Leave every picture out, and retype all the remaining records exactly.

━━━━━ RECORD SET

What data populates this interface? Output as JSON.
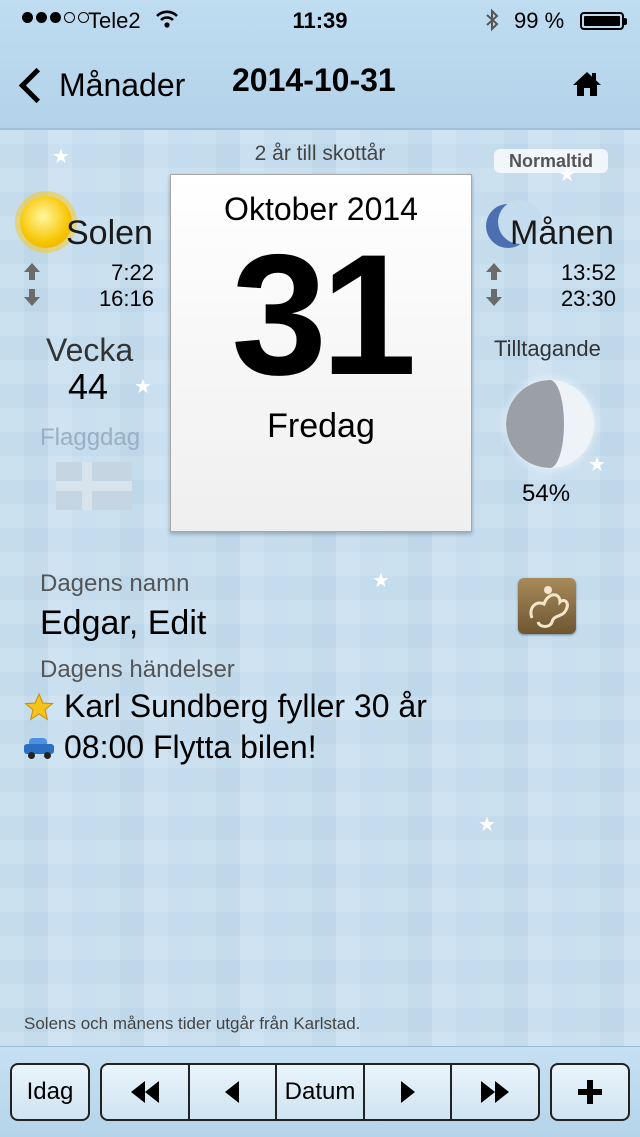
{
  "status_bar": {
    "carrier": "Tele2",
    "time": "11:39",
    "battery_pct": "99 %",
    "signal_bars_filled": 3,
    "signal_bars_total": 5
  },
  "nav": {
    "back_label": "Månader",
    "title": "2014-10-31",
    "home_icon": "home-icon"
  },
  "calendar": {
    "leap_text": "2 år till skottår",
    "month_year": "Oktober 2014",
    "day": "31",
    "weekday": "Fredag"
  },
  "sun": {
    "label": "Solen",
    "rise": "7:22",
    "set": "16:16"
  },
  "week": {
    "label": "Vecka",
    "number": "44"
  },
  "flag": {
    "label": "Flaggdag"
  },
  "moon": {
    "badge": "Normaltid",
    "label": "Månen",
    "rise": "13:52",
    "set": "23:30",
    "phase_label": "Tilltagande",
    "illumination": "54%"
  },
  "day_info": {
    "names_label": "Dagens namn",
    "names": "Edgar, Edit",
    "events_label": "Dagens händelser",
    "events": [
      {
        "icon": "star-icon",
        "text": "Karl Sundberg fyller 30 år"
      },
      {
        "icon": "car-icon",
        "text": "08:00 Flytta bilen!"
      }
    ]
  },
  "footnote": "Solens och månens tider utgår från Karlstad.",
  "toolbar": {
    "today": "Idag",
    "date": "Datum"
  },
  "colors": {
    "background": "#c4dcee",
    "bar": "#b5d4ea"
  }
}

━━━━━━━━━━

RESULT:
What data populates this interface? Output as JSON.
{
  "status_bar": {
    "carrier": "Tele2",
    "time": "11:39",
    "battery_pct": "99 %",
    "signal_bars_filled": 3,
    "signal_bars_total": 5
  },
  "nav": {
    "back_label": "Månader",
    "title": "2014-10-31",
    "home_icon": "home-icon"
  },
  "calendar": {
    "leap_text": "2 år till skottår",
    "month_year": "Oktober 2014",
    "day": "31",
    "weekday": "Fredag"
  },
  "sun": {
    "label": "Solen",
    "rise": "7:22",
    "set": "16:16"
  },
  "week": {
    "label": "Vecka",
    "number": "44"
  },
  "flag": {
    "label": "Flaggdag"
  },
  "moon": {
    "badge": "Normaltid",
    "label": "Månen",
    "rise": "13:52",
    "set": "23:30",
    "phase_label": "Tilltagande",
    "illumination": "54%"
  },
  "day_info": {
    "names_label": "Dagens namn",
    "names": "Edgar, Edit",
    "events_label": "Dagens händelser",
    "events": [
      {
        "icon": "star-icon",
        "text": "Karl Sundberg fyller 30 år"
      },
      {
        "icon": "car-icon",
        "text": "08:00 Flytta bilen!"
      }
    ]
  },
  "footnote": "Solens och månens tider utgår från Karlstad.",
  "toolbar": {
    "today": "Idag",
    "date": "Datum"
  },
  "colors": {
    "background": "#c4dcee",
    "bar": "#b5d4ea"
  }
}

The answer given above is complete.